Genetic Tests Aren't Foolproof

Americans buy predictions of their future health that can cost them hundreds of dollars. But while genetic testing can offer a person insight into potential physical problems, they're not foolproof.

No one regulates the accuracy of most of those tests, even though mistakes can be life-altering. At least one cautionary tale reaffirms the need for stricter guidelines.

When Nancy Seeger of Chicago lost her mother and aunt to breast cancer, she decided to undergo genetic testing to see if she also was susceptible to the disease. Her results indicated that she was not susceptible to breast cancer but to ovarian cancer.

After consulting with her doctor, she decided to have her ovaries removed. Eight months later, she was told that the out-of-state lab had made a mistake.

The Food and Drug Administration, which oversees most medical tests, says it lacks the money to regulate gene tests such as the one Seeger took. Nor does a federal law that oversees the quality and expertise of medical laboratories address genetics.
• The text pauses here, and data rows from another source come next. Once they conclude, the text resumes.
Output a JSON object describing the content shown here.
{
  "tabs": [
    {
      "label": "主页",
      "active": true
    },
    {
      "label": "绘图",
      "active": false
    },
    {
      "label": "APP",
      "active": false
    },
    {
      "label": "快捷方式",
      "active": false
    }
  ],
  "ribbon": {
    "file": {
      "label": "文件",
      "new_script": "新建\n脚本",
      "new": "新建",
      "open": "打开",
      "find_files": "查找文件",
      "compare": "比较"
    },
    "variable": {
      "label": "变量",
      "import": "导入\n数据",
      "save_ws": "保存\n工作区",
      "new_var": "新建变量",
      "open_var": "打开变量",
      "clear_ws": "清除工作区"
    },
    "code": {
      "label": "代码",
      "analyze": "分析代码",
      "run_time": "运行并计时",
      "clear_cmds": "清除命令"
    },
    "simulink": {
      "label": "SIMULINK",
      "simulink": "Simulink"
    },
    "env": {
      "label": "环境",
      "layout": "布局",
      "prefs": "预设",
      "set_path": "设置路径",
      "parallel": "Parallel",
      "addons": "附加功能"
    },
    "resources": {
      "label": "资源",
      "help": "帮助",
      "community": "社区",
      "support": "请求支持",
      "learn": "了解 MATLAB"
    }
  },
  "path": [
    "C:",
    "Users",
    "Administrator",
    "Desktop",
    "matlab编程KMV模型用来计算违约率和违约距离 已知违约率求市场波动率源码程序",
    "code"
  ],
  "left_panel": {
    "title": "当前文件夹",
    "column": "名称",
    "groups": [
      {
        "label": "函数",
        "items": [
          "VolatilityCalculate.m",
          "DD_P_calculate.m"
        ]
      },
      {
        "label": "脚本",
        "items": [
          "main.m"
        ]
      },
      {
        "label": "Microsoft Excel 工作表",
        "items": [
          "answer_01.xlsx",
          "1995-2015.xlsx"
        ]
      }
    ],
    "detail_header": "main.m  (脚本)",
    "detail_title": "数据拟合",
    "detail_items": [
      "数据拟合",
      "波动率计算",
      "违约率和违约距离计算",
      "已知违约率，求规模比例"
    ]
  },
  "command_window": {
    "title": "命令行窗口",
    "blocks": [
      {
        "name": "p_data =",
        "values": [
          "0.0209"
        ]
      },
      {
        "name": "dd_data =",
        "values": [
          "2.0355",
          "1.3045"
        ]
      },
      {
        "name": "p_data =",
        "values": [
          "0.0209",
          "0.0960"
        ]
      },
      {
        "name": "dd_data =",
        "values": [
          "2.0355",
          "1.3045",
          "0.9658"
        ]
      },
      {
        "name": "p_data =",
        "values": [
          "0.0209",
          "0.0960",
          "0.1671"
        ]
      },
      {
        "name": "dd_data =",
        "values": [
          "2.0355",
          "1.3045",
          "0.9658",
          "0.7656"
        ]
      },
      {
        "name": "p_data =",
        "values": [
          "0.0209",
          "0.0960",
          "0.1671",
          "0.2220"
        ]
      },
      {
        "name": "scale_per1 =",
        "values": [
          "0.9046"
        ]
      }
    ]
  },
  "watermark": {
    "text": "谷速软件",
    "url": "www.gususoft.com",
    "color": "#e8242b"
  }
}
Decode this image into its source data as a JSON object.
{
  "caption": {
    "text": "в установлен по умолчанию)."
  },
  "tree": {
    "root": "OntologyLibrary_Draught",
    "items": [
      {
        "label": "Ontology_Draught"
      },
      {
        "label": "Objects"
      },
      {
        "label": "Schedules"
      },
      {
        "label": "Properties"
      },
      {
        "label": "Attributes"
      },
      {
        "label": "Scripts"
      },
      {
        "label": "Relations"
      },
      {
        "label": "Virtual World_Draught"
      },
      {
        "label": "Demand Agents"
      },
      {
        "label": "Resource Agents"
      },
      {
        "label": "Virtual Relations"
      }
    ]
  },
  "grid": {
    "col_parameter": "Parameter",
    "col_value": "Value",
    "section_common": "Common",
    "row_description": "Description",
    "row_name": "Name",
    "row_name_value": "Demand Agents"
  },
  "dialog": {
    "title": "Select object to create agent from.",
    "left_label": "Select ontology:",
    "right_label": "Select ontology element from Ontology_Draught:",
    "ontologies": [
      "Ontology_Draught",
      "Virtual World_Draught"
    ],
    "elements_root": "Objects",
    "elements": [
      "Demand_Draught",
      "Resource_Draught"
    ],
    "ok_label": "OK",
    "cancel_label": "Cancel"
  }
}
Experts say that while most laboratories do a good job, Seeger's experience illustrates risks that the public and doctors must understand.

Nor is she alone: Johns Hopkins University had to stop a study of inherited colon cancer last year after discovering a gene test bought from a commercial laboratory missed cancer-causing mutations in too many patients.

Now Health and Human Services Secretary Donna Shalala has appointed a panel of leading geneticists to determine, by Dec. 1, how to ensure quality gene testing.

But Dr. Tom Frank, Medical Director of Myriad Genetic Laboratories in Salt Lake City, Utah, says genetic testing for breast cancer offers people a choice to prepare for the real risks those who inherit the genes face.

"There is nothing in the environment that can do more than double risks. These genes increase a woman's risk ten times," he says.

But he acknowledges that they are not perfect.

"There are no medical tests that will tell you that you are definitely going to get something," said Frank. "If I told you that your risk of getting into a car accident is 85 percent, then you may take the train."

"I am talking about choices. Getting tested was the right thing for Nancy Seeger to do but the lab gave her the wrong results. The lab screwed it up."

His own lab - which is not the one Seeger used - has strict safeguards in place and has not made any mistakes, Frank says.

But many doctors, never trained in genetics, don't understand test results: A New England Journal of Medicine study found doctors misinterpreted results for almost one-third of patients tested for a certain colon cancer gene. Fortunately for the patients, the gene-testing lab intervened and provided the right information.

The FDA does regulate special "gene test kits" sold to doctors by a handful of companies. For example, some women with aggressive breast cancer are prescribeHerceptin only if an FDA-approved test kit shows the Her-2 gene the drug targets is fueling their tumor.

But the FDA isn't regulating the vast majority of genetic tests, those performed by laboratories or companies shipped a patient's blood.

Glenn McGee, a professor of bioethics at the University of Pennsylvania says that while genetic testing can be "an incredibly helpful aid," it needs regulation.

"If anyone wanted to set up a lab where they wash their hands and use instruments correctly, then they can say anything they want because the FDA calls it a 'homebrew' and 'homebrews' are not regulated," McGee told CBS News. "All kinds of people are setting up genetic testing of dubious validity."